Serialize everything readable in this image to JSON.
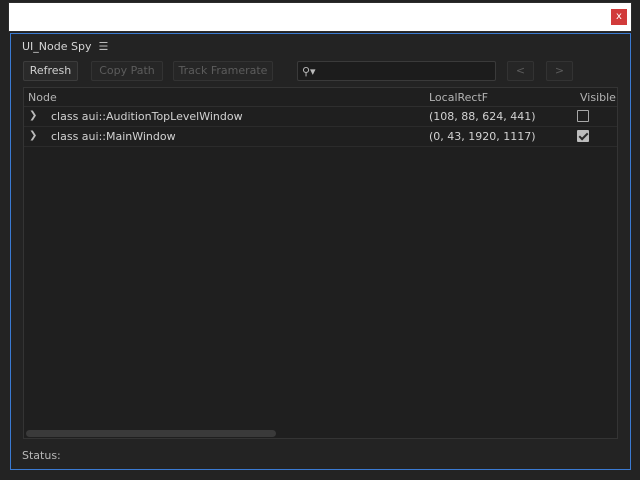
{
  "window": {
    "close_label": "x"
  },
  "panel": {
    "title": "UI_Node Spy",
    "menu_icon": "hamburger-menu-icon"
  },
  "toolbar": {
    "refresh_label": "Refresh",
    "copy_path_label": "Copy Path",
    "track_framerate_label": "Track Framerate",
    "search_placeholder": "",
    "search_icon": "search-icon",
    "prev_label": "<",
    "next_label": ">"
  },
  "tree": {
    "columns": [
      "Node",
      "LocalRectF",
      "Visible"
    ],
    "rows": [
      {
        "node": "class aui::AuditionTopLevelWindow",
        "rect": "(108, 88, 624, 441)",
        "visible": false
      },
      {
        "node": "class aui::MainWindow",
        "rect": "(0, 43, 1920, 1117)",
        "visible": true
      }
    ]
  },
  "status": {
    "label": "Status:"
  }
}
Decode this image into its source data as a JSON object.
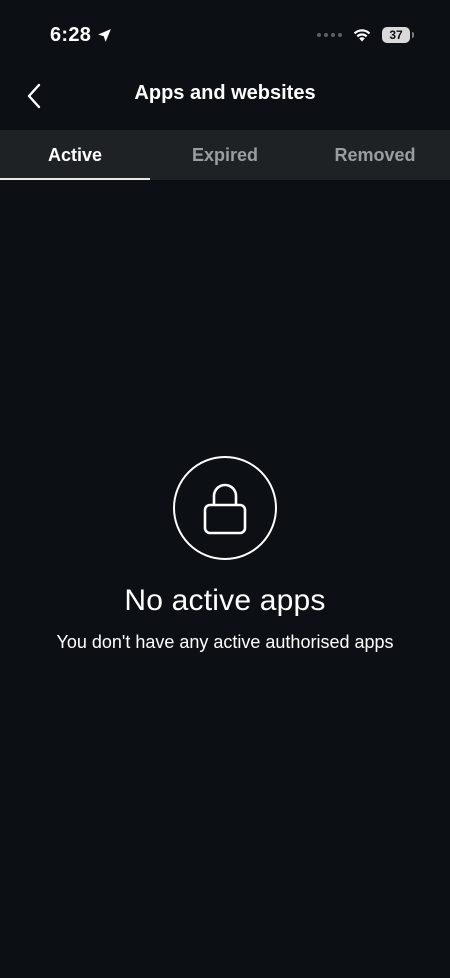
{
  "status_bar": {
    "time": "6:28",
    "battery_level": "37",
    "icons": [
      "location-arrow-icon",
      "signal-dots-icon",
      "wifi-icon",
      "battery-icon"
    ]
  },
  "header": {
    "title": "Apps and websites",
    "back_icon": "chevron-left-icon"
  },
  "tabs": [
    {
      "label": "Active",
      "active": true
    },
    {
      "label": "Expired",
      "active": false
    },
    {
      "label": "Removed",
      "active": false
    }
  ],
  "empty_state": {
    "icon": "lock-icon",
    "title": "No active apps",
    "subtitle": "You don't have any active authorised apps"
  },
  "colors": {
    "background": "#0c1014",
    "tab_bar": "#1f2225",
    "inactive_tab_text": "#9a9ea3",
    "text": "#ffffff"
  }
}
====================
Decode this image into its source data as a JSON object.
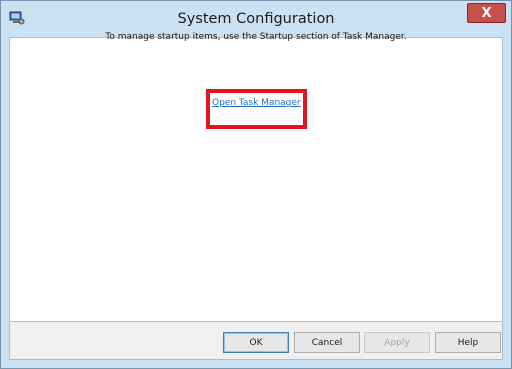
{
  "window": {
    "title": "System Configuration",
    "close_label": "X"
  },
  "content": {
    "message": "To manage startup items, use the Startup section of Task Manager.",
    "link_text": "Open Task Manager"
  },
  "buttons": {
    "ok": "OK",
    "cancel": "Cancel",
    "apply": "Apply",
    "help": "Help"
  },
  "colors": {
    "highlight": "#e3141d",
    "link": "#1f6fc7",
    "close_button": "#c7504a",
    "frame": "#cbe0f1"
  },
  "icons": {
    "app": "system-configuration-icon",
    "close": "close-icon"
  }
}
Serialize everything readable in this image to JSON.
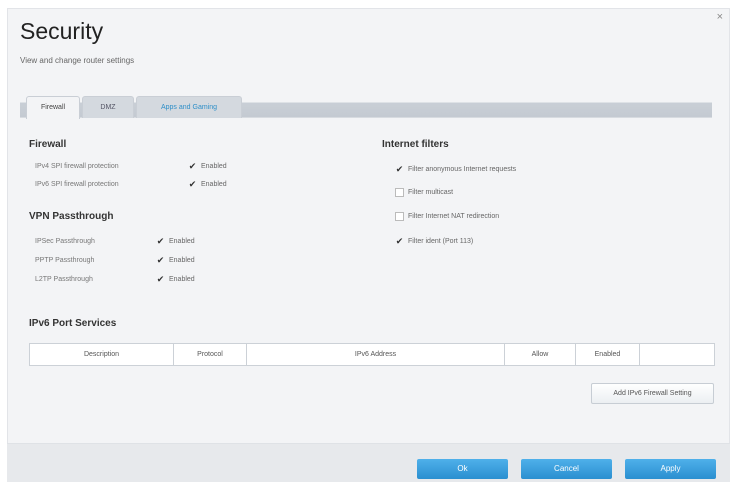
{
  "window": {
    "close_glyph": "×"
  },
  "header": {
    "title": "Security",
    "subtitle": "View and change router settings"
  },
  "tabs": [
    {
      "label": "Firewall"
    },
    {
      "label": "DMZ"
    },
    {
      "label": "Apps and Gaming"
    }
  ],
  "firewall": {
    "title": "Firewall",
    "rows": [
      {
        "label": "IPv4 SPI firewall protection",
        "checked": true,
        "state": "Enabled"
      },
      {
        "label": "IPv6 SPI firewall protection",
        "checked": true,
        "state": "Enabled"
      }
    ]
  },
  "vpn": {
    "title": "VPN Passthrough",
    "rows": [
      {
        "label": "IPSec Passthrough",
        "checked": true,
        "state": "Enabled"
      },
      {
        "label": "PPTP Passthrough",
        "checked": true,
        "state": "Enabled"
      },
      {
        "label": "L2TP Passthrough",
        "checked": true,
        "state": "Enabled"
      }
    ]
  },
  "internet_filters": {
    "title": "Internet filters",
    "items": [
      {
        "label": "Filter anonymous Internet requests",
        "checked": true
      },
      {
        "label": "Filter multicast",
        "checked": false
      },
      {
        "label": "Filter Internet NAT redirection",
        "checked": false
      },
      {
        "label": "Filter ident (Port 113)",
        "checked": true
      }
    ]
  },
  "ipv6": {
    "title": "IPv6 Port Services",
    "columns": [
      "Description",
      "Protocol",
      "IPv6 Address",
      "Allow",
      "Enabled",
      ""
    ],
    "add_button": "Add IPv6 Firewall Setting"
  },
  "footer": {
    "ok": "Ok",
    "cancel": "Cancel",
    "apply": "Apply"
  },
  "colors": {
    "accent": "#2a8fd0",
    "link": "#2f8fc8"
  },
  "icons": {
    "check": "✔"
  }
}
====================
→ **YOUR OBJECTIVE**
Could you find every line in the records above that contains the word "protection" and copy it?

→ **FINISHED EXERCISE**
        "label": "IPv4 SPI firewall protection",
        "label": "IPv6 SPI firewall protection",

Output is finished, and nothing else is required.